Gilts Decline for First Time in Five Days as Construction JumpsNeal Armstrong
U.K. government bonds declined for the first time in five days after a report showed a gauge of U.K. construction output unexpectedly accelerated last month.
Benchmark 10-year yields climbed from the lowest in almost three months as most emerging-market currencies rose and European stocks pared losses, damping demand for the safest assets. The Debt Management Office sold 4 billion pounds ($6.5 billion) of gilts due in July 2019 today. Bank of England policy makers start this month’s two-day meeting tomorrow.

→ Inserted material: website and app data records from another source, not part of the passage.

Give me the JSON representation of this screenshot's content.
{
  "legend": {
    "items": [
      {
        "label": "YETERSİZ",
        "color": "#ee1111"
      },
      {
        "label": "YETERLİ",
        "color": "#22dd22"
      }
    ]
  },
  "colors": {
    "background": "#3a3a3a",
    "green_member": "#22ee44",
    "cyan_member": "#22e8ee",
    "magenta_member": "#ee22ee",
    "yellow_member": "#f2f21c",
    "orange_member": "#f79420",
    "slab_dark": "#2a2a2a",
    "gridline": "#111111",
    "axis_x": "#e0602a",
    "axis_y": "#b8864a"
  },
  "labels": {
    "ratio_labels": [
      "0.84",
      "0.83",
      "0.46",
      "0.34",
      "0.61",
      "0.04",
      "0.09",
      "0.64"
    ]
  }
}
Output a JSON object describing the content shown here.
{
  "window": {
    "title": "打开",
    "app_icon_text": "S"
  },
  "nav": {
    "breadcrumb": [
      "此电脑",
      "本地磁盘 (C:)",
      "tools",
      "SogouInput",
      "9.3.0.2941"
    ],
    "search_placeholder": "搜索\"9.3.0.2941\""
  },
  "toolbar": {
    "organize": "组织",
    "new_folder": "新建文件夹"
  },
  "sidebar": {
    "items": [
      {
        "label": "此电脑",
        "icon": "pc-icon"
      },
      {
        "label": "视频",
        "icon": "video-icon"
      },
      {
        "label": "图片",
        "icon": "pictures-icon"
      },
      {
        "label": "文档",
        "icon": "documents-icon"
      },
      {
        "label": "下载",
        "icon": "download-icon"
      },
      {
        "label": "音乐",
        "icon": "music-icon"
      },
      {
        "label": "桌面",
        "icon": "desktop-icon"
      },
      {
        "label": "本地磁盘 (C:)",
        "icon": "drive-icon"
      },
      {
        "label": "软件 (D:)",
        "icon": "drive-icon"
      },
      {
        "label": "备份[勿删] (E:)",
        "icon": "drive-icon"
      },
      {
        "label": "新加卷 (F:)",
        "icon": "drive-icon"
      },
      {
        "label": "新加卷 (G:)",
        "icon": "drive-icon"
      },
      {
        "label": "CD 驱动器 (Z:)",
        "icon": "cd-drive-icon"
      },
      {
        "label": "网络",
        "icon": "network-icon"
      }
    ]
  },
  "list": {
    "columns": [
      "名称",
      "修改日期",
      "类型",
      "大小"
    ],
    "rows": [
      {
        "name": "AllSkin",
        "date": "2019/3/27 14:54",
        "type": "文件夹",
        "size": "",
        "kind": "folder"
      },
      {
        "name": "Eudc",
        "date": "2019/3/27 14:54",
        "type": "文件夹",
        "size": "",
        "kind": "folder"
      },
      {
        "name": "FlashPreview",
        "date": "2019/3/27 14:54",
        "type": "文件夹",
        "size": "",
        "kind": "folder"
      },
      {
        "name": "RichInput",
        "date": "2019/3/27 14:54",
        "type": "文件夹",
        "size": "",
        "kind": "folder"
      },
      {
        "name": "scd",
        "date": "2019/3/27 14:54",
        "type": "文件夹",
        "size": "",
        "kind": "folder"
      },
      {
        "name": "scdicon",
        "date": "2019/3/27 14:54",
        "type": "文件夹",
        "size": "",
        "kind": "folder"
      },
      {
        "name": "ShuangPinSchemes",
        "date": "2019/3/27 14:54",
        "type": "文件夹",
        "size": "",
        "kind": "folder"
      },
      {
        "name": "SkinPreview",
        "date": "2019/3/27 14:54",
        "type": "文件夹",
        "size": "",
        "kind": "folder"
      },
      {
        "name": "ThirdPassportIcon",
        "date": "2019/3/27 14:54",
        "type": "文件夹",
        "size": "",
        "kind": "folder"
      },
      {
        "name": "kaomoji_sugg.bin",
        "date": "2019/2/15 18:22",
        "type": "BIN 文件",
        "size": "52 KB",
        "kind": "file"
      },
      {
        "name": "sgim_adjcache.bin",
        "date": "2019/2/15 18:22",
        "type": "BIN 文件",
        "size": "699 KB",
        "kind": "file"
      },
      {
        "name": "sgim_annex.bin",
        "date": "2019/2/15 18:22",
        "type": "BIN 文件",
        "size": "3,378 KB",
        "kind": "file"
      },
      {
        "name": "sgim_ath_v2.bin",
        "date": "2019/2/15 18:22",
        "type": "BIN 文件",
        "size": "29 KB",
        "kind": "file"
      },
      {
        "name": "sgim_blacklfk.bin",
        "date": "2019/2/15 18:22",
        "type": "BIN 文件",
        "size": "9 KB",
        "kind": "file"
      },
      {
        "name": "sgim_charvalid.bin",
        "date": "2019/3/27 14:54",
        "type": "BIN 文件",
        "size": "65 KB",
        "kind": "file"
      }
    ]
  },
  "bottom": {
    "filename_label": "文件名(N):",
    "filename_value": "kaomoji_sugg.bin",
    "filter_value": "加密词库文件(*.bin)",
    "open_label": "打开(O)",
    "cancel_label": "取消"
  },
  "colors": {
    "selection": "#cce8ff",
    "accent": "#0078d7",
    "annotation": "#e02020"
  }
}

“Core government bonds have come a long way and there has been no more negative data today,” said Nick Stamenkovic, a fixed-income strategist at broker RIA Capital Markets Ltd. in Edinburgh. “On a medium-term basis we think gilts are poor value. The U.K. economy is pretty robust.”
The yield on 10-year gilts rose one basis point, or 0.01 percentage point, to 2.70 percent at 4:58 p.m. London time after dropping to 2.68 percent, the lowest level since Nov. 8. The 2.25 percent bond due in September 2023 fell 0.1, or 1 pound per 1,000-pound face amount, to 96.21.
The Stoxx Europe 600 Index of European equities fell 0.2 percent after dropping as much as 0.8 percent, while the Standard & Poor’s 500 Index rose 0.8 percent.
A gauge of U.K. construction output, based on a survey of purchasing managers, climbed to 64.6 last month from 62.1 in December, Markit Economics said today in London. The median estimate in a Bloomberg News survey of analysts was for a reading of 61.5. A figure more than 50 indicates growth.
The U.K. sold the 2019 securities at 1.91 percent, down from an average yield of 1.994 percent when it sold the gilts on Dec. 12.
The rate on the benchmark five-year gilt due in July 2018 was at 1.60 percent today.
U.K. gilts returned 2.4 percent this year through yesterday, according to Bloomberg World Bond Indexes. Treasuries earned 2.2 percent and German securities gained 2.1 percent.
The pound was little changed versus the dollar at $1.6306 after earlier touching $1.6257, the lowest level since Dec. 17. The U.K. currency appreciated 0.1 percent to 82.85 pence per euro.
Sterling gained 9.3 percent in the past year, the best performer among 10 developed-nation currencies tracked by Bloomberg Correlation-Weighted Indexes, as Britain’s economic recovery gathered pace. The euro and the dollar rose 5.3 percent.